SOURCE MATERIAL:

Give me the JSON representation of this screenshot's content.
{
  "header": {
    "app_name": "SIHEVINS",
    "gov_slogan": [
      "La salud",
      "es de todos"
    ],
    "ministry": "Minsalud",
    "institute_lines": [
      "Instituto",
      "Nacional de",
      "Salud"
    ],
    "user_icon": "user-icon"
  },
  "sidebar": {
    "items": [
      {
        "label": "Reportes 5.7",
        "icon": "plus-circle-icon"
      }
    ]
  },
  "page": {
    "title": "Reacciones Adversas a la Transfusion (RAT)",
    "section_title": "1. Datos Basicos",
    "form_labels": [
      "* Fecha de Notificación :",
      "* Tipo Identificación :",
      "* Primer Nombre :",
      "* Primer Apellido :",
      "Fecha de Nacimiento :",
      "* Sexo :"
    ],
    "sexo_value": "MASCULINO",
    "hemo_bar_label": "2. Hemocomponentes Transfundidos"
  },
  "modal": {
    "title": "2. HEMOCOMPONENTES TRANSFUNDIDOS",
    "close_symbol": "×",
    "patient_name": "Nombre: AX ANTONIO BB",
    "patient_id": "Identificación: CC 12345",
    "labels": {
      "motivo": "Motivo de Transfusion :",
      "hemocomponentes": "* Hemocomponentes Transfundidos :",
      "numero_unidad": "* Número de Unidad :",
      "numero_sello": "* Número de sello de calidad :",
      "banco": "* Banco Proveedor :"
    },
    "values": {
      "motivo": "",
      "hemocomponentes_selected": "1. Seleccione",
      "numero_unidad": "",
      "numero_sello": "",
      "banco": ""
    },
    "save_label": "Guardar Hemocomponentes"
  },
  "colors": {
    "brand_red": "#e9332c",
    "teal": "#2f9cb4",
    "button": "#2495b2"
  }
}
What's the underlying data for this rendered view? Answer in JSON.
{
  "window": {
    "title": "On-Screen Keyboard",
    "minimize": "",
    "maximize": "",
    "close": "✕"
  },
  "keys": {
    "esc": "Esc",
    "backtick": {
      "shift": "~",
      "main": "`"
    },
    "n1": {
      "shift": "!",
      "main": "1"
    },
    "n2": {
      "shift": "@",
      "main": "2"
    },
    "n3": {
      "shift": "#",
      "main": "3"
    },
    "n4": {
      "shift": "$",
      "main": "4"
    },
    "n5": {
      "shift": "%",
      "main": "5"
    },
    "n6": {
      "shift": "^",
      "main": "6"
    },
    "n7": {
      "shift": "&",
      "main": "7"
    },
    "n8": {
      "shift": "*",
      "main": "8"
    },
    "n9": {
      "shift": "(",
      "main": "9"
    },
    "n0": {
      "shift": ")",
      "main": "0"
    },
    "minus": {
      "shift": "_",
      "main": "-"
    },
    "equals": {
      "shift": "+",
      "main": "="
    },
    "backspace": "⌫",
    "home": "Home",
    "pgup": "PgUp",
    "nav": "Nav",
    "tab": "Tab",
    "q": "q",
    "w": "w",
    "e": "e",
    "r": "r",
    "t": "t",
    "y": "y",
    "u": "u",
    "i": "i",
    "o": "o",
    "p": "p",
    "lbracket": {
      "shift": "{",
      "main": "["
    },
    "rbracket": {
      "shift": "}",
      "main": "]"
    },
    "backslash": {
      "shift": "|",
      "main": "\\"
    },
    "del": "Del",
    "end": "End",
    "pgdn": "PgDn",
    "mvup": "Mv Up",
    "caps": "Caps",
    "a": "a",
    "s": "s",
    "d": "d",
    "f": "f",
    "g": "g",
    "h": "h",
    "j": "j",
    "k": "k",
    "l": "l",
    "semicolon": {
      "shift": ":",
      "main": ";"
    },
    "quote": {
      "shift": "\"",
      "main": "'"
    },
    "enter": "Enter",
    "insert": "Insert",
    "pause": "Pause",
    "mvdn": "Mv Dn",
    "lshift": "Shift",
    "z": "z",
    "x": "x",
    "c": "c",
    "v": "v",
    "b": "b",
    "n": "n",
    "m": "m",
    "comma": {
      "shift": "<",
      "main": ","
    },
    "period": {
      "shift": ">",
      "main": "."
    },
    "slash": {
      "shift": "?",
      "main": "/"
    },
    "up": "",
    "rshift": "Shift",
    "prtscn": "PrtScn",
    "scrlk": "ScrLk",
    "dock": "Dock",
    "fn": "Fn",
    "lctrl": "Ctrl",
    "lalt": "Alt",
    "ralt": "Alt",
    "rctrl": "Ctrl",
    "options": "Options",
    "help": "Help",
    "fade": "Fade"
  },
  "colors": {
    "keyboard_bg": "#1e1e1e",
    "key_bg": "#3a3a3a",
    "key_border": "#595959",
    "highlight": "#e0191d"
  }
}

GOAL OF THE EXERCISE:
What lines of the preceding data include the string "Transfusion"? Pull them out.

RESPONSE TO THIS EXERCISE:
    "title": "Reacciones Adversas a la Transfusion (RAT)",
      "motivo": "Motivo de Transfusion :",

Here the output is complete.